Let’s Talk Bookish is a weekly meme, hosted by Rukky @ Eternity Books & Dani @ Literary Lion, where they discuss certain topics, share their opinions, and spread the love by visiting each others’ posts.
POV = point of view
Today’s Prompt: What do you think is the meaning of diverse? Who do you think is qualified to write a diverse book? How do you find diverse books to read? What are some diverse topics/POVs that you specifically look for when you’re finding books and why? How do you decide if a diverse topic/POV is done well?
This is such a relevant topic in today’s scene, and something I have been thinking about more and more lately. I didn’t used to reach out and search for diversity in books, but after having read some suggestions from friends, I definitely keep an eye out for them now. For me, the meaning of diverse (in books) is to have diverse characters where appropriate: people of various genders, race, sexual orientation, etc. as long as it makes sense in the story.
Another meaning of diverse is to have different kinds of authors represented in market. As an Asian person, I feel called to read books by other Asian authors, like Celeste Ng, the author of Little Fires Everywhere. Often, such authors will write from the perspective of their diverse upbringing, and it is always refreshing to see new perspectives and ideas being introduced into the book world.
With the proper research, almost anyone can write a diverse book. But of course, those most qualified are often the people write about their own backgrounds. I find that for historical fictions, and other research-heavy genres, good research is often enough to write a good diverse book. However, when it comes to specific perspectives based on the experiences of minority people (e.g. Punching the Air), I find that this is best left to those who actually have personal experience(s) with the issue.
A specific POV that I look for definitely includes Asian authors/stories. Whether it be a modern take on Asian society, or tales based on history/mythology, like Descendant of the Crane, these often speak to me in some visceral way that I just can’t explain. I find myself enjoying these kinds of books a lot lately. Does anyone else feel that connection with the values and culture portrayed in books related to your own culture? I know I do.
I think it can be hard to tell whether a diverse topic/POV is done when it is not your own background. However, at least a part of it is the plausibility of the situation you are reading about, and how it aligns with what you know from the news or friends. I personally try to do a tiny bit of research to see if what I am reading rings true or not to me, and whether I agree, to see if it is written well. When it’s about something I can personally relate to though, I think I have free rein on judging whether something felt right to me.
Before I ramble off into oblivion, I would just like to pull out one small pet peeve I have with “adding” diversity to books. Sometimes, it just feels so forced.
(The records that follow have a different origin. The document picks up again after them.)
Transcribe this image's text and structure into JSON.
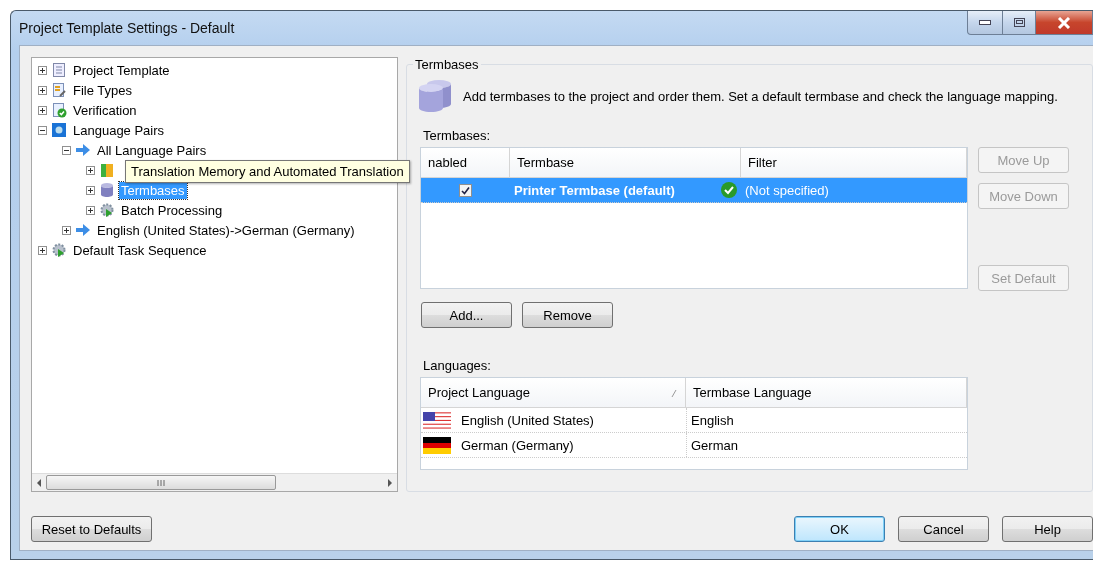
{
  "window": {
    "title": "Project Template Settings - Default"
  },
  "tree": [
    {
      "label": "Project Template",
      "kind": "document",
      "expanded": false,
      "selected": false
    },
    {
      "label": "File Types",
      "kind": "filetypes",
      "expanded": false,
      "selected": false
    },
    {
      "label": "Verification",
      "kind": "verification",
      "expanded": false,
      "selected": false
    },
    {
      "label": "Language Pairs",
      "kind": "languages",
      "expanded": true,
      "selected": false,
      "children": [
        {
          "label": "All Language Pairs",
          "kind": "arrow",
          "expanded": true,
          "selected": false,
          "children": [
            {
              "kind": "memory",
              "expanded": false,
              "selected": false
            },
            {
              "label": "Termbases",
              "kind": "termbase",
              "expanded": false,
              "selected": true
            },
            {
              "label": "Batch Processing",
              "kind": "gear",
              "expanded": false,
              "selected": false
            }
          ]
        },
        {
          "label": "English (United States)->German (Germany)",
          "kind": "arrow",
          "expanded": false,
          "selected": false
        }
      ]
    },
    {
      "label": "Default Task Sequence",
      "kind": "gear",
      "expanded": false,
      "selected": false
    }
  ],
  "tooltip": {
    "text": "Translation Memory and Automated Translation"
  },
  "group": {
    "title": "Termbases",
    "description": "Add termbases to the project and order them. Set a default termbase and check the language mapping.",
    "list_label": "Termbases:",
    "columns": [
      "nabled",
      "Termbase",
      "Filter"
    ],
    "rows": [
      {
        "enabled": true,
        "name": "Printer Termbase (default)",
        "valid": true,
        "filter": "(Not specified)",
        "selected": true
      }
    ],
    "side_buttons": [
      {
        "label": "Move Up",
        "disabled": true
      },
      {
        "label": "Move Down",
        "disabled": true
      },
      {
        "label": "Set Default",
        "disabled": true
      }
    ],
    "buttons": [
      {
        "label": "Add...",
        "disabled": false
      },
      {
        "label": "Remove",
        "disabled": false
      }
    ],
    "languages_label": "Languages:",
    "language_columns": [
      {
        "label": "Project Language",
        "sorted": true
      },
      {
        "label": "Termbase Language",
        "sorted": false
      }
    ],
    "languages": [
      {
        "kind": "us",
        "project_language": "English (United States)",
        "termbase_language": "English"
      },
      {
        "kind": "de",
        "project_language": "German (Germany)",
        "termbase_language": "German"
      }
    ]
  },
  "reset_button": "Reset to Defaults",
  "dialog_buttons": [
    {
      "label": "OK",
      "default": true
    },
    {
      "label": "Cancel",
      "default": false
    },
    {
      "label": "Help",
      "default": false
    }
  ]
}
Authors who try to sneak in a character here and there that’s clearly just meant to be the token diversity character, ugh. I don’t know how to explain it, but I think it kind of boils down to when a character’s only defining trait is their diversity. I look more for all characters to be treated more as equals, but have people’s natural diversity seep in, to really give the impression that you have a diverse character set, rather than what feels like ticking off a checklist.
Does anybody else feel that with some books? Maybe I’m being too sensitive and I can just pin it on poor writing execution. It may even be possible that the editors wanted more diversity included and so it was added in last minute – but I’m not familiar with that world enough to say for sure.
I feel like I could go on forever on this topic, but honestly diversity is an important issue to bring up, and there are just so many facets to cover. I am sure each of the questions in the prompt could easily be broken down into a full-blown discussion, which just goes to show what a big deal it is. Thanks to Rukky for suggesting it, I am really glad we got to address it here on this week’s Let’s Talk Bookish.
Please let me know if there’s anything that you agree or respectfully disagree with, I would love to hear all your opinions and perspectives on diversity! This, as always, was just my own personal opinion.
Be sure to go and follow Rukky and Dani’s respective blogs, as they graciously host this weekly meme. The topic list for April is now out as well, feel free to head on over to Rukky’s blog to check it out and/or make your own topic suggestions as well!